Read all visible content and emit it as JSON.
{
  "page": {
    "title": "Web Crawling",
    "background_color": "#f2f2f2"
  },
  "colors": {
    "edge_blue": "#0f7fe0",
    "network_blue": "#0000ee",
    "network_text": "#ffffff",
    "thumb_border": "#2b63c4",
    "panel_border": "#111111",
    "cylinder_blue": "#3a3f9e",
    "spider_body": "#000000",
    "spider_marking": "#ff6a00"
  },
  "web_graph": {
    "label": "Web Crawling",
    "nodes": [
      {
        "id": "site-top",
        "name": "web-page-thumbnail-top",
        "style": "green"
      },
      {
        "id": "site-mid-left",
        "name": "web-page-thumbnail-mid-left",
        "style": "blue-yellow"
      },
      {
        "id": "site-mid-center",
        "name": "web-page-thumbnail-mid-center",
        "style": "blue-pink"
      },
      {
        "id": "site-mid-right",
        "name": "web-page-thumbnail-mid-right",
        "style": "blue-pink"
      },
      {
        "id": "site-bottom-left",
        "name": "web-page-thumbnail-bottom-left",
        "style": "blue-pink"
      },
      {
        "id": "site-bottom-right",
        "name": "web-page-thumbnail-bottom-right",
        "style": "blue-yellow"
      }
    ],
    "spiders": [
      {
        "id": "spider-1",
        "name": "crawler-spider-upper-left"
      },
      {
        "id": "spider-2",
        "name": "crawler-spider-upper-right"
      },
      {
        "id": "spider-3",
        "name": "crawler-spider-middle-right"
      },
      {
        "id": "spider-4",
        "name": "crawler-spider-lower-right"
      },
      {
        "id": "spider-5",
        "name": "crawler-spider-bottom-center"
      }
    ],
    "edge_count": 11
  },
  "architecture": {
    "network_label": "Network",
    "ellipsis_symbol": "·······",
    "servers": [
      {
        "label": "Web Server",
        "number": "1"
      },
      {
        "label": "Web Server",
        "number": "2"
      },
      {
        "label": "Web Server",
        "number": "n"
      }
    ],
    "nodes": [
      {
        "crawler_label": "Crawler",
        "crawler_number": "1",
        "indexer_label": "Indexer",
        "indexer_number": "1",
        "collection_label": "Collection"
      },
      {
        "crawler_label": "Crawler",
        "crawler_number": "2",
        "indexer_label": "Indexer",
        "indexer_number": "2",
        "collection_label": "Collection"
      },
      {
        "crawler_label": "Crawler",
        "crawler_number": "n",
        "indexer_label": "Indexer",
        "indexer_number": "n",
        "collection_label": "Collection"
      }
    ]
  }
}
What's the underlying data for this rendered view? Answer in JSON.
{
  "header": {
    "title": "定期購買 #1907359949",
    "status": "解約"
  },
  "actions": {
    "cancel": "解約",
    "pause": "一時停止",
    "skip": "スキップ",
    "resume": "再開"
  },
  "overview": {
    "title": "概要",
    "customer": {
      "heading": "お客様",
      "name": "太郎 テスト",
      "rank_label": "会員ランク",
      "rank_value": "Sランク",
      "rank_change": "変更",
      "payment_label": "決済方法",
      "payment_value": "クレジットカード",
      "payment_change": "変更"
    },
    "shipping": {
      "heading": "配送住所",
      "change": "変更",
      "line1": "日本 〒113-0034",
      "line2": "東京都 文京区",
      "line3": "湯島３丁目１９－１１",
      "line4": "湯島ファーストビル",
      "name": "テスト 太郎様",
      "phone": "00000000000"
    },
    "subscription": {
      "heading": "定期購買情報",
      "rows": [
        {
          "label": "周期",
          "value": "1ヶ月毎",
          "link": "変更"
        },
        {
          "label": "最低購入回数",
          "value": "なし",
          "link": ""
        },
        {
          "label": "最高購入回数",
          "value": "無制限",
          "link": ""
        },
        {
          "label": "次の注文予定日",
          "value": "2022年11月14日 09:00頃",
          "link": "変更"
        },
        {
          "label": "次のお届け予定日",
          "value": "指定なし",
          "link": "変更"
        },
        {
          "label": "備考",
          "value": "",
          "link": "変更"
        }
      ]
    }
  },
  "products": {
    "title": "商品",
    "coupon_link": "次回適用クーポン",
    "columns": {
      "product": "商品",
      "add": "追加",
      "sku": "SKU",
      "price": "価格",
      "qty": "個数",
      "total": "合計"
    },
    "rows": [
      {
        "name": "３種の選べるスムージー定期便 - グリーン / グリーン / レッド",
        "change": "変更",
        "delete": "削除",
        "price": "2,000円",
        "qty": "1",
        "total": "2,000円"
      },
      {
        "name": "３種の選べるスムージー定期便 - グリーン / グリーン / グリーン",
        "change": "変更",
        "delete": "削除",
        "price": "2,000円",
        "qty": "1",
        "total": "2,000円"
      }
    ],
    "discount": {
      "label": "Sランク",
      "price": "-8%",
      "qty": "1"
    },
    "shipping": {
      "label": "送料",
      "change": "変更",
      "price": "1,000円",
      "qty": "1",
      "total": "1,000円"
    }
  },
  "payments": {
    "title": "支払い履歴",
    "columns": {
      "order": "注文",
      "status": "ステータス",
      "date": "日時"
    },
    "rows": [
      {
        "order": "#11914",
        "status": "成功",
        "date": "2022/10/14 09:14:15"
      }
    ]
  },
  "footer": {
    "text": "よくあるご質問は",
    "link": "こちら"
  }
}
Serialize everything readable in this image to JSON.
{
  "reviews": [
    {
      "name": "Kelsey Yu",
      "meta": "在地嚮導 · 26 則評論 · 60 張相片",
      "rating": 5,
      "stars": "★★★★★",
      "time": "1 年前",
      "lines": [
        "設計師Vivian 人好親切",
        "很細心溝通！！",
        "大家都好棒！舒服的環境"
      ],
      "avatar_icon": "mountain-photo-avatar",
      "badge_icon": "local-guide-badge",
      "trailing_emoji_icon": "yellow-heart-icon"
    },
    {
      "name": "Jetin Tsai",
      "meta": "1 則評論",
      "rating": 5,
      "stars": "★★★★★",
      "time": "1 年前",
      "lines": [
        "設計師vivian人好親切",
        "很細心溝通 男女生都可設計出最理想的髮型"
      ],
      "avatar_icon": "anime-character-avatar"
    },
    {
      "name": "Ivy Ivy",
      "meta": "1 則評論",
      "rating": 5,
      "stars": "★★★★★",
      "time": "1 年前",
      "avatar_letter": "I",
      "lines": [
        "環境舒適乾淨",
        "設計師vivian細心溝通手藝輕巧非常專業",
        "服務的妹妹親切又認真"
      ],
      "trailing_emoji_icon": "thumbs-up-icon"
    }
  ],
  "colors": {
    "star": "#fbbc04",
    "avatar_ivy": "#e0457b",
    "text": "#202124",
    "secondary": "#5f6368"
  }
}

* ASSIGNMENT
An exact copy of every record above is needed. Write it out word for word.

* TASK SOLUTION
Read all visible content and emit it as JSON.
{
  "page": {
    "title": "Web Crawling",
    "background_color": "#f2f2f2"
  },
  "colors": {
    "edge_blue": "#0f7fe0",
    "network_blue": "#0000ee",
    "network_text": "#ffffff",
    "thumb_border": "#2b63c4",
    "panel_border": "#111111",
    "cylinder_blue": "#3a3f9e",
    "spider_body": "#000000",
    "spider_marking": "#ff6a00"
  },
  "web_graph": {
    "label": "Web Crawling",
    "nodes": [
      {
        "id": "site-top",
        "name": "web-page-thumbnail-top",
        "style": "green"
      },
      {
        "id": "site-mid-left",
        "name": "web-page-thumbnail-mid-left",
        "style": "blue-yellow"
      },
      {
        "id": "site-mid-center",
        "name": "web-page-thumbnail-mid-center",
        "style": "blue-pink"
      },
      {
        "id": "site-mid-right",
        "name": "web-page-thumbnail-mid-right",
        "style": "blue-pink"
      },
      {
        "id": "site-bottom-left",
        "name": "web-page-thumbnail-bottom-left",
        "style": "blue-pink"
      },
      {
        "id": "site-bottom-right",
        "name": "web-page-thumbnail-bottom-right",
        "style": "blue-yellow"
      }
    ],
    "spiders": [
      {
        "id": "spider-1",
        "name": "crawler-spider-upper-left"
      },
      {
        "id": "spider-2",
        "name": "crawler-spider-upper-right"
      },
      {
        "id": "spider-3",
        "name": "crawler-spider-middle-right"
      },
      {
        "id": "spider-4",
        "name": "crawler-spider-lower-right"
      },
      {
        "id": "spider-5",
        "name": "crawler-spider-bottom-center"
      }
    ],
    "edge_count": 11
  },
  "architecture": {
    "network_label": "Network",
    "ellipsis_symbol": "·······",
    "servers": [
      {
        "label": "Web Server",
        "number": "1"
      },
      {
        "label": "Web Server",
        "number": "2"
      },
      {
        "label": "Web Server",
        "number": "n"
      }
    ],
    "nodes": [
      {
        "crawler_label": "Crawler",
        "crawler_number": "1",
        "indexer_label": "Indexer",
        "indexer_number": "1",
        "collection_label": "Collection"
      },
      {
        "crawler_label": "Crawler",
        "crawler_number": "2",
        "indexer_label": "Indexer",
        "indexer_number": "2",
        "collection_label": "Collection"
      },
      {
        "crawler_label": "Crawler",
        "crawler_number": "n",
        "indexer_label": "Indexer",
        "indexer_number": "n",
        "collection_label": "Collection"
      }
    ]
  }
}
What's the underlying data for this rendered view? Answer in JSON.
{
  "header": {
    "title": "定期購買 #1907359949",
    "status": "解約"
  },
  "actions": {
    "cancel": "解約",
    "pause": "一時停止",
    "skip": "スキップ",
    "resume": "再開"
  },
  "overview": {
    "title": "概要",
    "customer": {
      "heading": "お客様",
      "name": "太郎 テスト",
      "rank_label": "会員ランク",
      "rank_value": "Sランク",
      "rank_change": "変更",
      "payment_label": "決済方法",
      "payment_value": "クレジットカード",
      "payment_change": "変更"
    },
    "shipping": {
      "heading": "配送住所",
      "change": "変更",
      "line1": "日本 〒113-0034",
      "line2": "東京都 文京区",
      "line3": "湯島３丁目１９－１１",
      "line4": "湯島ファーストビル",
      "name": "テスト 太郎様",
      "phone": "00000000000"
    },
    "subscription": {
      "heading": "定期購買情報",
      "rows": [
        {
          "label": "周期",
          "value": "1ヶ月毎",
          "link": "変更"
        },
        {
          "label": "最低購入回数",
          "value": "なし",
          "link": ""
        },
        {
          "label": "最高購入回数",
          "value": "無制限",
          "link": ""
        },
        {
          "label": "次の注文予定日",
          "value": "2022年11月14日 09:00頃",
          "link": "変更"
        },
        {
          "label": "次のお届け予定日",
          "value": "指定なし",
          "link": "変更"
        },
        {
          "label": "備考",
          "value": "",
          "link": "変更"
        }
      ]
    }
  },
  "products": {
    "title": "商品",
    "coupon_link": "次回適用クーポン",
    "columns": {
      "product": "商品",
      "add": "追加",
      "sku": "SKU",
      "price": "価格",
      "qty": "個数",
      "total": "合計"
    },
    "rows": [
      {
        "name": "３種の選べるスムージー定期便 - グリーン / グリーン / レッド",
        "change": "変更",
        "delete": "削除",
        "price": "2,000円",
        "qty": "1",
        "total": "2,000円"
      },
      {
        "name": "３種の選べるスムージー定期便 - グリーン / グリーン / グリーン",
        "change": "変更",
        "delete": "削除",
        "price": "2,000円",
        "qty": "1",
        "total": "2,000円"
      }
    ],
    "discount": {
      "label": "Sランク",
      "price": "-8%",
      "qty": "1"
    },
    "shipping": {
      "label": "送料",
      "change": "変更",
      "price": "1,000円",
      "qty": "1",
      "total": "1,000円"
    }
  },
  "payments": {
    "title": "支払い履歴",
    "columns": {
      "order": "注文",
      "status": "ステータス",
      "date": "日時"
    },
    "rows": [
      {
        "order": "#11914",
        "status": "成功",
        "date": "2022/10/14 09:14:15"
      }
    ]
  },
  "footer": {
    "text": "よくあるご質問は",
    "link": "こちら"
  }
}
Serialize everything readable in this image to JSON.
{
  "reviews": [
    {
      "name": "Kelsey Yu",
      "meta": "在地嚮導 · 26 則評論 · 60 張相片",
      "rating": 5,
      "stars": "★★★★★",
      "time": "1 年前",
      "lines": [
        "設計師Vivian 人好親切",
        "很細心溝通！！",
        "大家都好棒！舒服的環境"
      ],
      "avatar_icon": "mountain-photo-avatar",
      "badge_icon": "local-guide-badge",
      "trailing_emoji_icon": "yellow-heart-icon"
    },
    {
      "name": "Jetin Tsai",
      "meta": "1 則評論",
      "rating": 5,
      "stars": "★★★★★",
      "time": "1 年前",
      "lines": [
        "設計師vivian人好親切",
        "很細心溝通 男女生都可設計出最理想的髮型"
      ],
      "avatar_icon": "anime-character-avatar"
    },
    {
      "name": "Ivy Ivy",
      "meta": "1 則評論",
      "rating": 5,
      "stars": "★★★★★",
      "time": "1 年前",
      "avatar_letter": "I",
      "lines": [
        "環境舒適乾淨",
        "設計師vivian細心溝通手藝輕巧非常專業",
        "服務的妹妹親切又認真"
      ],
      "trailing_emoji_icon": "thumbs-up-icon"
    }
  ],
  "colors": {
    "star": "#fbbc04",
    "avatar_ivy": "#e0457b",
    "text": "#202124",
    "secondary": "#5f6368"
  }
}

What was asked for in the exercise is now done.